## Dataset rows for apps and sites
··········
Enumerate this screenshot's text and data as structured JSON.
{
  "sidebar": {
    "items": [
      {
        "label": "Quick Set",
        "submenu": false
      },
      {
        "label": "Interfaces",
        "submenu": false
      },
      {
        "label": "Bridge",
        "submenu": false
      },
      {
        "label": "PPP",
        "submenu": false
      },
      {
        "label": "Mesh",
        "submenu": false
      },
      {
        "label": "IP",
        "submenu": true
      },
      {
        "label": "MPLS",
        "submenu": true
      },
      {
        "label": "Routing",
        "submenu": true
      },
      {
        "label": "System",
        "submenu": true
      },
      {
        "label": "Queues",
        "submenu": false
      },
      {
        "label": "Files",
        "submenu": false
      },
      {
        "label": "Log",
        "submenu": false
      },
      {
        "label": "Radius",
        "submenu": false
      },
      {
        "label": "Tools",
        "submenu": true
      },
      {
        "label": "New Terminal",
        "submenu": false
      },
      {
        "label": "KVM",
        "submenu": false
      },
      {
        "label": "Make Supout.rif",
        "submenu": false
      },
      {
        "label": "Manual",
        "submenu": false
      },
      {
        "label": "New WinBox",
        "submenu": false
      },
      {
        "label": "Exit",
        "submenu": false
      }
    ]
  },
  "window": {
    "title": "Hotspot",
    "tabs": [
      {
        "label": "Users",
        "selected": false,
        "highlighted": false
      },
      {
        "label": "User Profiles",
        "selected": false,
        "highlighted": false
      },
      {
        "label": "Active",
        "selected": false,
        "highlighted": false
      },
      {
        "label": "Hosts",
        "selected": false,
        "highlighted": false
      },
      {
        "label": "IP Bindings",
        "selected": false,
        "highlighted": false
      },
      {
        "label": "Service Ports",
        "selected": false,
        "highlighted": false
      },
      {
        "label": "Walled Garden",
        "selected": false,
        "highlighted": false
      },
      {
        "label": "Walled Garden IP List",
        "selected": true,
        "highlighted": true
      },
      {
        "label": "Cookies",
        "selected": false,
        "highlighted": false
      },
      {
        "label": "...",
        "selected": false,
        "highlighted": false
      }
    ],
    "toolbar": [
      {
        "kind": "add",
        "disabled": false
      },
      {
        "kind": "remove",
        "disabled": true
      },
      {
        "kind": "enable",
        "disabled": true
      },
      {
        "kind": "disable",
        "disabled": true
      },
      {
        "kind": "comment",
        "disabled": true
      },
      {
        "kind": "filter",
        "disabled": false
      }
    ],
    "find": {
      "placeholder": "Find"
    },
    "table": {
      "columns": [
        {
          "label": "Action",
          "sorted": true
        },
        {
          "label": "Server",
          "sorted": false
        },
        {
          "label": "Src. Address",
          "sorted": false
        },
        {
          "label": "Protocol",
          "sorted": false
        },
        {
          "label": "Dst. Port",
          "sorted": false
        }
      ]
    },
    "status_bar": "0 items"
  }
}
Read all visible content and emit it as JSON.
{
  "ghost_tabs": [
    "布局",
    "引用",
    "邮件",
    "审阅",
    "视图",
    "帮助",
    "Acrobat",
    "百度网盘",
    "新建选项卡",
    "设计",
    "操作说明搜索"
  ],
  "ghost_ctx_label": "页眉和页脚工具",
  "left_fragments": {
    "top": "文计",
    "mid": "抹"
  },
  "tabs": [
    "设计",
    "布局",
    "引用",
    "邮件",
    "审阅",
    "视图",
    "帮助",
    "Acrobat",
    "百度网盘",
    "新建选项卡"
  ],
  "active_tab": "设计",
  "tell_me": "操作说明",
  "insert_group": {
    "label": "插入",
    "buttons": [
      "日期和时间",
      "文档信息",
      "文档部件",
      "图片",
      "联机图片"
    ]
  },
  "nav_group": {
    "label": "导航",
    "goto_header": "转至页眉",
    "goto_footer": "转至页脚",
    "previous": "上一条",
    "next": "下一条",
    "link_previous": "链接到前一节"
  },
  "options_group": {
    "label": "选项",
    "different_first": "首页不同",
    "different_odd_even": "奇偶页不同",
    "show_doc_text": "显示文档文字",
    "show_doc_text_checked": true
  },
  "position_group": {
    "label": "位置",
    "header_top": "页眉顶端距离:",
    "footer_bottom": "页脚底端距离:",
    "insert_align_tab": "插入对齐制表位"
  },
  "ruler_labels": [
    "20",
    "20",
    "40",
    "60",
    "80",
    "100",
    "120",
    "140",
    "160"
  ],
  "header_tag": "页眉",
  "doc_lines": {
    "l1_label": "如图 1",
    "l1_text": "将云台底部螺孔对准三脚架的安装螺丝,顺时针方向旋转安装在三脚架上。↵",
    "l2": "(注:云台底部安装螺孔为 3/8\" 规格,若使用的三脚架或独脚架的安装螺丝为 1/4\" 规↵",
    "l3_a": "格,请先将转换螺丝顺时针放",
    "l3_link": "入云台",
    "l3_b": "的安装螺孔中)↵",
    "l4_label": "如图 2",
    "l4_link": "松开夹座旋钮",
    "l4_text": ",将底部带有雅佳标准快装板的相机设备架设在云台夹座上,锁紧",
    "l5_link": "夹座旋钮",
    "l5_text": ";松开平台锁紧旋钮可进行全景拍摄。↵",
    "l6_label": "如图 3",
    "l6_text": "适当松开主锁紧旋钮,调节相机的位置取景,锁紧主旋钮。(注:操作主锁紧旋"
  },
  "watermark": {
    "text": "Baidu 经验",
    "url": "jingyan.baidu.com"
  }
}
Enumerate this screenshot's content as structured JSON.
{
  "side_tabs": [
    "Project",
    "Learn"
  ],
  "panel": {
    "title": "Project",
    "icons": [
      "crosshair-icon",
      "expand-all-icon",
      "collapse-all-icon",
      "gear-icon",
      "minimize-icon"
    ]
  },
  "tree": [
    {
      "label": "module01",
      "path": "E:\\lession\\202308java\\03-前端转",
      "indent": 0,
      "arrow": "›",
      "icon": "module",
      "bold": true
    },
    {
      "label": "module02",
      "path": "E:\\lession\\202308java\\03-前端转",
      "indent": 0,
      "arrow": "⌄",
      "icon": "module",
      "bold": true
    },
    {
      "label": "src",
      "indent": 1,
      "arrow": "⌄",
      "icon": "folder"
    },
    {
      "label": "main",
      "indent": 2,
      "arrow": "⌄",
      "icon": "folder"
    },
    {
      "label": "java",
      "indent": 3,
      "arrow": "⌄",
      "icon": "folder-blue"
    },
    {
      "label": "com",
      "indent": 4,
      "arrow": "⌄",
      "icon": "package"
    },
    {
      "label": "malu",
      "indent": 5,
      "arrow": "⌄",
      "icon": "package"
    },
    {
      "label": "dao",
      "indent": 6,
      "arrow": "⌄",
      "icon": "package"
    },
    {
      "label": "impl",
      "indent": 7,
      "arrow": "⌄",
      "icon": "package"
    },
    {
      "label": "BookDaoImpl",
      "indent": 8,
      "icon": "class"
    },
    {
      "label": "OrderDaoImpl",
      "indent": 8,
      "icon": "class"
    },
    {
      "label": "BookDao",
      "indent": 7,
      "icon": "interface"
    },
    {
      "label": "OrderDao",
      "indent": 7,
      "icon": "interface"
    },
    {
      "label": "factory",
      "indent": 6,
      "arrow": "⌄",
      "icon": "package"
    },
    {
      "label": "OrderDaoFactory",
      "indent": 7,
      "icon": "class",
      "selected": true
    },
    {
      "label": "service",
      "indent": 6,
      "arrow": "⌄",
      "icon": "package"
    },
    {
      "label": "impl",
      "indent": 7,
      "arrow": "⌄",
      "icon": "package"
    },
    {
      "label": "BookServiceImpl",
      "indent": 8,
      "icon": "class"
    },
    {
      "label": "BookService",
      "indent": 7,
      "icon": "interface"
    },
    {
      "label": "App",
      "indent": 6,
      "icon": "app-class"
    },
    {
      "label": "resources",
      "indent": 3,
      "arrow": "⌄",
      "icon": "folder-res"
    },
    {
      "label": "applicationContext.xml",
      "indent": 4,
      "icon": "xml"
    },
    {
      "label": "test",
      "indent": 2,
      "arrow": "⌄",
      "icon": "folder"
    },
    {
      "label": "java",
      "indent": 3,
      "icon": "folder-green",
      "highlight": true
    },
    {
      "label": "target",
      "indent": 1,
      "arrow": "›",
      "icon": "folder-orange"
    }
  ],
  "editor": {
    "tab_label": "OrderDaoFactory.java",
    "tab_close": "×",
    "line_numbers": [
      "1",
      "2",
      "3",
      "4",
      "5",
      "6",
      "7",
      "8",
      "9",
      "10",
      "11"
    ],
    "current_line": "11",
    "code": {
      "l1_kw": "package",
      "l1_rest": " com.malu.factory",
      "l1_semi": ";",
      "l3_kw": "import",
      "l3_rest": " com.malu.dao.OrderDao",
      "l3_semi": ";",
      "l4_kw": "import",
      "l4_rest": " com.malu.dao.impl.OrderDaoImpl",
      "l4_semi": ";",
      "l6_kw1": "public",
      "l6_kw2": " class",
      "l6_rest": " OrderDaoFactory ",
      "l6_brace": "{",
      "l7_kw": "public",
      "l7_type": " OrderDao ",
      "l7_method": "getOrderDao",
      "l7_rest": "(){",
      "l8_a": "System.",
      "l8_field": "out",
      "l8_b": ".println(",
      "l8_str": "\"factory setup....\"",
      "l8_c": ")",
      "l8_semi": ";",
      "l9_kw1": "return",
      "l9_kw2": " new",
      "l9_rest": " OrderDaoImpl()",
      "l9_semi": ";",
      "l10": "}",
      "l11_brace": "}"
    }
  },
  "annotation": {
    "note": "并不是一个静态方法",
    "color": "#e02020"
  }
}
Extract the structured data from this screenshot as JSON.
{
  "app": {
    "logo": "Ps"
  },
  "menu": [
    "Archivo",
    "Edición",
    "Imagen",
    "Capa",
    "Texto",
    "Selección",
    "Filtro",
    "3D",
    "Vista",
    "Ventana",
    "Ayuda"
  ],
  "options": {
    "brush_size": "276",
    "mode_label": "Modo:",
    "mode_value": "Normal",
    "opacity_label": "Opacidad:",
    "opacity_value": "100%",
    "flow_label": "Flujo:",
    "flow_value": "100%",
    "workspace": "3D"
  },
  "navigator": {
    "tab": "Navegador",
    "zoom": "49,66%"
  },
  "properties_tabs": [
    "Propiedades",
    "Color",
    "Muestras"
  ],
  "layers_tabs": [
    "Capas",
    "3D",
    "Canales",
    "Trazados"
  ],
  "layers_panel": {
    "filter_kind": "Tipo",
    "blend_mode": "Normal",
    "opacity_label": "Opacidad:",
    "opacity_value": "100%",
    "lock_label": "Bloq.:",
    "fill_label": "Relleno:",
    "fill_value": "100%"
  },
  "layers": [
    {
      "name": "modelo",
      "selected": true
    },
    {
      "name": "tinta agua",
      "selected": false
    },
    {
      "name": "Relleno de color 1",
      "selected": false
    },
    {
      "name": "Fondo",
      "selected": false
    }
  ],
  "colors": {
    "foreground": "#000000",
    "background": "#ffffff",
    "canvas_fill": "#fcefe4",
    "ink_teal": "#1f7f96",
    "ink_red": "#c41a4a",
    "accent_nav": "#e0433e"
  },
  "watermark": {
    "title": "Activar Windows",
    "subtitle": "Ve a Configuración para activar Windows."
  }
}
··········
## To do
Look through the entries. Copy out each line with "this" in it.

## Worked solution
Enumerate this screenshot's text and data as structured JSON.
Enumerate this screenshot's content as structured JSON.
Extract the structured data from this screenshot as JSON.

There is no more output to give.